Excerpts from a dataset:
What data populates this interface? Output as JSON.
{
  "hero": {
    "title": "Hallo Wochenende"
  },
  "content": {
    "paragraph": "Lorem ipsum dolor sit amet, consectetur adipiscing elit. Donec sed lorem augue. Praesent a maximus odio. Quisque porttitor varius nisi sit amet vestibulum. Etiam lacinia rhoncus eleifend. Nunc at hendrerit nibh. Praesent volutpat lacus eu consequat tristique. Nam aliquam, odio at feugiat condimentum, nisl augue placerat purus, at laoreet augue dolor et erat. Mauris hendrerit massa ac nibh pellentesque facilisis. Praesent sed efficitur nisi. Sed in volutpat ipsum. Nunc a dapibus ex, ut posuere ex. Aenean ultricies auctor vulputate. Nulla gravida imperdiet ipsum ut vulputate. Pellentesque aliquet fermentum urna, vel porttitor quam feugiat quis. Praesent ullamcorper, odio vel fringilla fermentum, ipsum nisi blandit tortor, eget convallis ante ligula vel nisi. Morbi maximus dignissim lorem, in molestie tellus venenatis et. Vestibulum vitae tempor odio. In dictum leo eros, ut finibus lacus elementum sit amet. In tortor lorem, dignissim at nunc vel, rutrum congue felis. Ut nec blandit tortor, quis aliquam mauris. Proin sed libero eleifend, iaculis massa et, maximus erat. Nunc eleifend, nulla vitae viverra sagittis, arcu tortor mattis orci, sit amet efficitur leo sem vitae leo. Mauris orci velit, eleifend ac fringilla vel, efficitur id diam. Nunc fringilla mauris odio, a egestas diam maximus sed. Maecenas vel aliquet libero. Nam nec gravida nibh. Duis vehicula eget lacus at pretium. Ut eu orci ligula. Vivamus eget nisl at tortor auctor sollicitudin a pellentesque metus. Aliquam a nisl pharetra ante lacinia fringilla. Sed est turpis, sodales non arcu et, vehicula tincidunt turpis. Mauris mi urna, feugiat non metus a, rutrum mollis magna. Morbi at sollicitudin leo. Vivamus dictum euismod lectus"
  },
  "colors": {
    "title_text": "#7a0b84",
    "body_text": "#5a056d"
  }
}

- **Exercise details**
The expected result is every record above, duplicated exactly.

- **Solution to this exercise**
What data populates this interface? Output as JSON.
{
  "hero": {
    "title": "Hallo Wochenende"
  },
  "content": {
    "paragraph": "Lorem ipsum dolor sit amet, consectetur adipiscing elit. Donec sed lorem augue. Praesent a maximus odio. Quisque porttitor varius nisi sit amet vestibulum. Etiam lacinia rhoncus eleifend. Nunc at hendrerit nibh. Praesent volutpat lacus eu consequat tristique. Nam aliquam, odio at feugiat condimentum, nisl augue placerat purus, at laoreet augue dolor et erat. Mauris hendrerit massa ac nibh pellentesque facilisis. Praesent sed efficitur nisi. Sed in volutpat ipsum. Nunc a dapibus ex, ut posuere ex. Aenean ultricies auctor vulputate. Nulla gravida imperdiet ipsum ut vulputate. Pellentesque aliquet fermentum urna, vel porttitor quam feugiat quis. Praesent ullamcorper, odio vel fringilla fermentum, ipsum nisi blandit tortor, eget convallis ante ligula vel nisi. Morbi maximus dignissim lorem, in molestie tellus venenatis et. Vestibulum vitae tempor odio. In dictum leo eros, ut finibus lacus elementum sit amet. In tortor lorem, dignissim at nunc vel, rutrum congue felis. Ut nec blandit tortor, quis aliquam mauris. Proin sed libero eleifend, iaculis massa et, maximus erat. Nunc eleifend, nulla vitae viverra sagittis, arcu tortor mattis orci, sit amet efficitur leo sem vitae leo. Mauris orci velit, eleifend ac fringilla vel, efficitur id diam. Nunc fringilla mauris odio, a egestas diam maximus sed. Maecenas vel aliquet libero. Nam nec gravida nibh. Duis vehicula eget lacus at pretium. Ut eu orci ligula. Vivamus eget nisl at tortor auctor sollicitudin a pellentesque metus. Aliquam a nisl pharetra ante lacinia fringilla. Sed est turpis, sodales non arcu et, vehicula tincidunt turpis. Mauris mi urna, feugiat non metus a, rutrum mollis magna. Morbi at sollicitudin leo. Vivamus dictum euismod lectus"
  },
  "colors": {
    "title_text": "#7a0b84",
    "body_text": "#5a056d"
  }
}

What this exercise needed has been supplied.